Determine how many lines in the data below contain "Состояние" and write only that number.

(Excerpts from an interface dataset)
= = = = =

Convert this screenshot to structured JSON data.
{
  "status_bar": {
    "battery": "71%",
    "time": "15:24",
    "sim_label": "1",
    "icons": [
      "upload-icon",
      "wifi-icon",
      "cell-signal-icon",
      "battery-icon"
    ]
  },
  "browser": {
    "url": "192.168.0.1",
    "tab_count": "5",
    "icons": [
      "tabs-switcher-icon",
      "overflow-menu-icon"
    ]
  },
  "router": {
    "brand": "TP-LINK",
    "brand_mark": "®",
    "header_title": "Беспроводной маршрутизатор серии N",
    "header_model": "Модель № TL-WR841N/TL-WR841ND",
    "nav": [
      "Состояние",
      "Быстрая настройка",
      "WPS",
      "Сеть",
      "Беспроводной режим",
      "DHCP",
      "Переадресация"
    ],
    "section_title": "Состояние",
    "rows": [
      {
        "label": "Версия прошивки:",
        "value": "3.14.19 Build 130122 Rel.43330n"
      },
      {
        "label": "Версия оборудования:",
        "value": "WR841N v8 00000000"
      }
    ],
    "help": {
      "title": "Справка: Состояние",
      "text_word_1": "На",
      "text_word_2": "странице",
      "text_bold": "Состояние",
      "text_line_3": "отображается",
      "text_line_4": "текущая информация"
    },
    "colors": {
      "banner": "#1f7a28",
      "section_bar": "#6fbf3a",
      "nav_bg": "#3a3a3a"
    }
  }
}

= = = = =

Response area: 4